Responsible thinkers, pundits, and reasonable people everywhere are up in arms about Donald Trump’s effort to invalidate the November 8 results before the fact with the charge that the election is rigged. From Matt K. Lewis and our own Max Boot among conservatives to Brian Stelter among mainstream media types to Chris Hayes of MSNBC on the Left; there is unity in the idea that Trump has somehow crossed a Rubicon that threatens our democracy like nothing he has said before.
It cannot be true, they say, since the manner and conduct elections are almost exclusively a state-level responsibility, and the conspiracy it would take to rig a nationwide contest would be ridiculously vast and broad. More philosophically, they argue the working order of our democratic republic requires of our leaders (and Trump is one) that they agree to the social compact that sets us apart from other nations—the one that says power passes peacefully during political transitions and, therefore, that the defeated party in an election acknowledge the defeat and the victory of the other side publicly in order to ensure we do not devolve into warring political mobs.
It’s wonderful to hear this kind of public civics lesson, and I hope everybody listens, but it’s entirely beside the point. Trump contradicts himself and says two different things in the same sentence and is an enemy to coherence except in this way: This rigging argument is the beating heart of his candidacy and has been since he began it. Of course he says the election is rigged. His entire narrative about the condition of the United States is that the system is rigged. The trade deals are rigged. The tax system is rigged. The media are rigged. The justice system is rigged. “There’s something going on here, folks,” is a mantra he’s used in his rallies for 16 months now.
His chief political consigliere was and likely is Roger Stone, a brilliant operative—and hyper-conspiratorialist. The dominating theory of conspiratorialists is that everything is rigged—that’s what conspiracies are, after all. The JFK assassination was rigged. The Warren Commission was rigged. Flight 800 was rigged. Fire can’t melt steel. The crack epidemic was an inside CIA job.
If you think about it, the birther claim against President Obama and its associated offshoots are a sinister retelling of the past 55 years of American history. It is a story in which large-scale forces we don’t understand conspire to take a half-African/half-white kid born in Kenya, make him wholly American, work the system so he can get into Columbia University from Occidental, pay his bills there and at Harvard Law School, ghost-write his memoir, buy him a house, release the sealed custody records of his senatorial rival, and then secure him the presidency. Rigged! The biggest rigging of them all! The fact that if you wanted a Manchurian candidate, baby Barry Obama would have been the least likely choice anyone would ever have made in 1961 is beside the point. Clearly, some visionary or time traveler who knew the time would be ripe in 2008.
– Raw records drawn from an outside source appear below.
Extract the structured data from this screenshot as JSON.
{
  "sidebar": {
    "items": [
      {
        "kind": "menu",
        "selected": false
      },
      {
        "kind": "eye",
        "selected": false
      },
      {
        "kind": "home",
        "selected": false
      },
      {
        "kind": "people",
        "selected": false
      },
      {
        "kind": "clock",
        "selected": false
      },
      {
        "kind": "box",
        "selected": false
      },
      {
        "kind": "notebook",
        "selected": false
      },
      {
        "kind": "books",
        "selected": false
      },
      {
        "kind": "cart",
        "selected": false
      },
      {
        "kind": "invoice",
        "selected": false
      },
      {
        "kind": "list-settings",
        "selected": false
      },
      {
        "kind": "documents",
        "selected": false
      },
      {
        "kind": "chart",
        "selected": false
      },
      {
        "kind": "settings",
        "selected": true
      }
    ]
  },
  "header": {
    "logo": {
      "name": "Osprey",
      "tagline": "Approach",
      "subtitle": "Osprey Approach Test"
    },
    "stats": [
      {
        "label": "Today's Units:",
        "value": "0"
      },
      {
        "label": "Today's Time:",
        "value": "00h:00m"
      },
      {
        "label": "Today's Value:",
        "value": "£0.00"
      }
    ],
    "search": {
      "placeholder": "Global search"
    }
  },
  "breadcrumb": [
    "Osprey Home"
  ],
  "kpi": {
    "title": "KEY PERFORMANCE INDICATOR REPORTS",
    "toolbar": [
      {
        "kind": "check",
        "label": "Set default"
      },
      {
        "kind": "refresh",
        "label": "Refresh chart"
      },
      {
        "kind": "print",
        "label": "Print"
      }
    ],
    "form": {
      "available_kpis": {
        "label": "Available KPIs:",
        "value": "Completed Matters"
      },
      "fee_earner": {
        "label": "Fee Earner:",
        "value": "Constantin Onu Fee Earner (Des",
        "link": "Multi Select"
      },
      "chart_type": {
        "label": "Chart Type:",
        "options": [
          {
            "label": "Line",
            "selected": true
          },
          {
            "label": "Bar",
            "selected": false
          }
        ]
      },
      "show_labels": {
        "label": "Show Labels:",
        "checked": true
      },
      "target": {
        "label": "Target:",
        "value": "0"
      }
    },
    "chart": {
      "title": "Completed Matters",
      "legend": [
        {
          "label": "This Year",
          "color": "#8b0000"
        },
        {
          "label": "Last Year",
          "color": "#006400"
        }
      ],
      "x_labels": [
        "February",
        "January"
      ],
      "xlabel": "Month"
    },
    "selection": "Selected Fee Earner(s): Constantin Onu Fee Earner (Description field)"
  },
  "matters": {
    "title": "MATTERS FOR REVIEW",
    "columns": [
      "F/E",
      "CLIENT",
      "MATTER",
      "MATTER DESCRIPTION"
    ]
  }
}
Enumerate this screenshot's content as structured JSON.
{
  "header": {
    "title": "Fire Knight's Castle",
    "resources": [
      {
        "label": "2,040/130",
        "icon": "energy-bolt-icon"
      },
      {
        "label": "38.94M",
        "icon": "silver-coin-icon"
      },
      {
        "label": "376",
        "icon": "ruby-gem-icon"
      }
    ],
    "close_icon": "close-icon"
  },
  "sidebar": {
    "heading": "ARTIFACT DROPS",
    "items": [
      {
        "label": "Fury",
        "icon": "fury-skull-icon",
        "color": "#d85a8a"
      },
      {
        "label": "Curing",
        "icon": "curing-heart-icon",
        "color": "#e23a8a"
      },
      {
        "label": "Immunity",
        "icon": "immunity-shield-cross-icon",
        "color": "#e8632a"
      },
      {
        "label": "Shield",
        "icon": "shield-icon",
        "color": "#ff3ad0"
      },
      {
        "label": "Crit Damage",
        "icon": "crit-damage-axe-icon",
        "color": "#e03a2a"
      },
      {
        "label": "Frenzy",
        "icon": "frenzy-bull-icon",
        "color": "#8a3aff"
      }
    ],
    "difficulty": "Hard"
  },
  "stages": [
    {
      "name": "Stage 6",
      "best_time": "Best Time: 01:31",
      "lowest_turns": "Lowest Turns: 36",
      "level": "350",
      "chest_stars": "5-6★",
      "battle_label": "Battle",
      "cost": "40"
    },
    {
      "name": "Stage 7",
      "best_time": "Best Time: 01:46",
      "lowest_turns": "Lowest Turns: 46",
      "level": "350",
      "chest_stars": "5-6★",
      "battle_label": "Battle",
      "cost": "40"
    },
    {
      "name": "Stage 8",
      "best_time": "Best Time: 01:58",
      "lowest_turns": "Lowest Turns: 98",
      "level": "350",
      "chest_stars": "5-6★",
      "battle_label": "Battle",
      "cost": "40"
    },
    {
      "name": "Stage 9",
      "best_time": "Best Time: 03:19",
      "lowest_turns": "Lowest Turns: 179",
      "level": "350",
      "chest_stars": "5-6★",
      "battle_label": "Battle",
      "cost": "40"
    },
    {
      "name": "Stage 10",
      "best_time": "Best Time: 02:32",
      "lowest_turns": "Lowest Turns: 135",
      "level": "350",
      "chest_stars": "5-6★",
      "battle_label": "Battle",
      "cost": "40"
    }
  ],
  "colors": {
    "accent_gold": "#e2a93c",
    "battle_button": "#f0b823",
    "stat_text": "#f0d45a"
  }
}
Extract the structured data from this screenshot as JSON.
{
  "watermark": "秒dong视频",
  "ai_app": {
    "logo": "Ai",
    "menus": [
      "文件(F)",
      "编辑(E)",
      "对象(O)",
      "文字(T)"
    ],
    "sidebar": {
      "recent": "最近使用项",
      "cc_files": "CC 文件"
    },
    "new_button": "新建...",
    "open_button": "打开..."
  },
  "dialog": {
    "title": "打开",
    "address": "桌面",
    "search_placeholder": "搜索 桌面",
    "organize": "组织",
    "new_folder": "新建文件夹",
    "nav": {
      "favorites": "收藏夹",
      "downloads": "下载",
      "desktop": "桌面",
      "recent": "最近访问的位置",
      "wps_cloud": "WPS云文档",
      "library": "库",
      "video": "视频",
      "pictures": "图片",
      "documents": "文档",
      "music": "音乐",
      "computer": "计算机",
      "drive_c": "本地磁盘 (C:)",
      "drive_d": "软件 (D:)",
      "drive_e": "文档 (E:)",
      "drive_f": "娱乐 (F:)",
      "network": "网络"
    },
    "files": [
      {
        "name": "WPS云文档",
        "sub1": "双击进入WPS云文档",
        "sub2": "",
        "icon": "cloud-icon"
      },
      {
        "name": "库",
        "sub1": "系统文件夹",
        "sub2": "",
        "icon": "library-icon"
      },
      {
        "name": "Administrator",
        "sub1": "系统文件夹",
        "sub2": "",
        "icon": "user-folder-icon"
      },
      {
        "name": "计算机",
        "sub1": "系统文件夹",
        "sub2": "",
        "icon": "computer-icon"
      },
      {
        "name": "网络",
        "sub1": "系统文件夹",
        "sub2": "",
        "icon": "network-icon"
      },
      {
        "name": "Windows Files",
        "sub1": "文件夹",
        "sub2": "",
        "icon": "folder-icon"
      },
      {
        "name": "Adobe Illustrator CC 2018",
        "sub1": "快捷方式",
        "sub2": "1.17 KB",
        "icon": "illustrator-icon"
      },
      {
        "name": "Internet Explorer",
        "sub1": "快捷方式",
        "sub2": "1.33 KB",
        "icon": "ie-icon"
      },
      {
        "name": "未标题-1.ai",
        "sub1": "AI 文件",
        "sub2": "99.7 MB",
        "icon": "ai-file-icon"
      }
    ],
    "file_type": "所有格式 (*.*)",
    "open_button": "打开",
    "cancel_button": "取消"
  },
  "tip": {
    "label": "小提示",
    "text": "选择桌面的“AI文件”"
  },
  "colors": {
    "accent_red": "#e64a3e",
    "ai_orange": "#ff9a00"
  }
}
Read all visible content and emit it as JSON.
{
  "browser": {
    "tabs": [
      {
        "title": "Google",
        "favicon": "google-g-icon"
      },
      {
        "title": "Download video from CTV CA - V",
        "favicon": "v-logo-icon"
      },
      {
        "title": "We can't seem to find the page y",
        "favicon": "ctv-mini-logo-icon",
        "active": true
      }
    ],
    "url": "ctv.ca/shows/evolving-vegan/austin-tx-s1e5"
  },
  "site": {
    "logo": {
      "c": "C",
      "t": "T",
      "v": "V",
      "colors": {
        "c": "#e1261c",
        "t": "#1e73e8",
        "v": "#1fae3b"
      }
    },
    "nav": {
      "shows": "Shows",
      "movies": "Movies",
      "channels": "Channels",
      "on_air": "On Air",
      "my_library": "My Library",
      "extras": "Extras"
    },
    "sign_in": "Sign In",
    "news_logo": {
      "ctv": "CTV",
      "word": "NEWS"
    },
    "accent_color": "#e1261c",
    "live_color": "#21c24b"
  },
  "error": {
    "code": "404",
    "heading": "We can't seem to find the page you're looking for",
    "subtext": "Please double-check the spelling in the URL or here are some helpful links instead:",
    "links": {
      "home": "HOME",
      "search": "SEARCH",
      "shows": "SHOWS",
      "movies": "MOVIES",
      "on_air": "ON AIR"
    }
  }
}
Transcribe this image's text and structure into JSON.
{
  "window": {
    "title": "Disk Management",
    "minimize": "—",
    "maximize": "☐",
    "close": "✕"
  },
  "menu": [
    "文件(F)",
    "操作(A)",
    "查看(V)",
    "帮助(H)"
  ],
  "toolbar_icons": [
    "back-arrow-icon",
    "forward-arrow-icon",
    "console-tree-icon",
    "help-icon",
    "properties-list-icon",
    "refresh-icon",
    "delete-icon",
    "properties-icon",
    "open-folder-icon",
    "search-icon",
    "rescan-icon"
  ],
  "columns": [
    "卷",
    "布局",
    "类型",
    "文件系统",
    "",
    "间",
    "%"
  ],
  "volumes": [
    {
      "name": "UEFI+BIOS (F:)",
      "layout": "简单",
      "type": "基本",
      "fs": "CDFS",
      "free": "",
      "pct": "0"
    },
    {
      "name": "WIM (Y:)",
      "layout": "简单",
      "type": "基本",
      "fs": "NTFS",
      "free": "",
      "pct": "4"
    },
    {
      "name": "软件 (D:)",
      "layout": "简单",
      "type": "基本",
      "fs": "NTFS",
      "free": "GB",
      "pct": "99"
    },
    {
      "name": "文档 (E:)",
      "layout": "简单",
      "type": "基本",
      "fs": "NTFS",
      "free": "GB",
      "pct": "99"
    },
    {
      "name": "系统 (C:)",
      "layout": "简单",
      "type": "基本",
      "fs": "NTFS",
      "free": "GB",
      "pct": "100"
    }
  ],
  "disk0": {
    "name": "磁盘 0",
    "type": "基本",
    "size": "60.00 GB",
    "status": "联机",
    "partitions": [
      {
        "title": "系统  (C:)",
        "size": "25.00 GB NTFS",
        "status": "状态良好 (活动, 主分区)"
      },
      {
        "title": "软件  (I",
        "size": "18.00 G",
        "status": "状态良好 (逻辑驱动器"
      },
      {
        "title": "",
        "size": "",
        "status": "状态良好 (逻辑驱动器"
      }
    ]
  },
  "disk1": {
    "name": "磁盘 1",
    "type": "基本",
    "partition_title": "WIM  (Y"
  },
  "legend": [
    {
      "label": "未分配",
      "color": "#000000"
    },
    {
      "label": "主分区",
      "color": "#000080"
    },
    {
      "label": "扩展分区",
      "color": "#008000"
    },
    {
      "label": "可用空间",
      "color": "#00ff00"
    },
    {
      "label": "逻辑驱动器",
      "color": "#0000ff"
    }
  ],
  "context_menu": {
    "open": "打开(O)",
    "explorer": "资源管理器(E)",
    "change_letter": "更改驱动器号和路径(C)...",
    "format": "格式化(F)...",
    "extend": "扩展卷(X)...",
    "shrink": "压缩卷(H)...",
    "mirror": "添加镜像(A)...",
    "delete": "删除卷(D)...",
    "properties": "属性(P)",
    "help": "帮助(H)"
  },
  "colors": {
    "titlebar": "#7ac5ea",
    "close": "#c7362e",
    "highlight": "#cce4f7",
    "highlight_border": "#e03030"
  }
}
Think about how this argument was assembled out of fragments and pieces and bits and you can get a sense of how the conspiratorialist “rigged” mindset works. None of it makes sense individually, and taken as a whole it’s the province of bad suspense fiction, but put it together and it resembles a pointillist painting of America as seen from the perspective of a malign Grand Engineer.
The ultimate point of all this is the control of the levers of political power, so of course the way the votes are cast is rigged as well. But this part of the argument, I’m afraid, has been the primary province not of the Right until recently but the Left. The Florida recount in 2000 was rigged. The 2004 vote was manipulated by Diebold machines, and the state of Ohio closed polling places abnormally early to ensure a Bush victory over John Kerry (this was a particular bugaboo of Christopher Hitchens, whose tragically early death obscured his frequent descent into the fever swamps). And what else is the assertion of “voter suppression” in response to voter-ID laws but an implicit charge of vote-rigging against anyone and everyone who seeks such legislation?
Just as Trump is attempting (likely not consciously on his part but likely consciously on Stone’s part) to reassemble the political landscape beyond the current boundaries of Left and Right, so, too, is he happy to become the tribune of the notion that if everything is rigged against his voters, everything is rigged against him as well. So, of course, they are going to steal the election. It’s what they do. They are more powerful than all other forces arrayed against them. This is bigger than one election. This is now the entire world structure Trump is taking on. That’s why he’s broadened his attack on the rigged system to international bankers and forces beyond our borders seeking to ensure a Hillary victory—because how on earth can he and his forgotten voters prevail against such amassed and naked power?
If Trump loses, the point he and his toadies will make is that he lost this whole thing even before he began. The marionetteers are pulling the strings, and the people must rise up to take on the puppet masters. Which means, if I’m right, he’s not going anywhere, and his assault on the nation’s social and political compact has only just begun.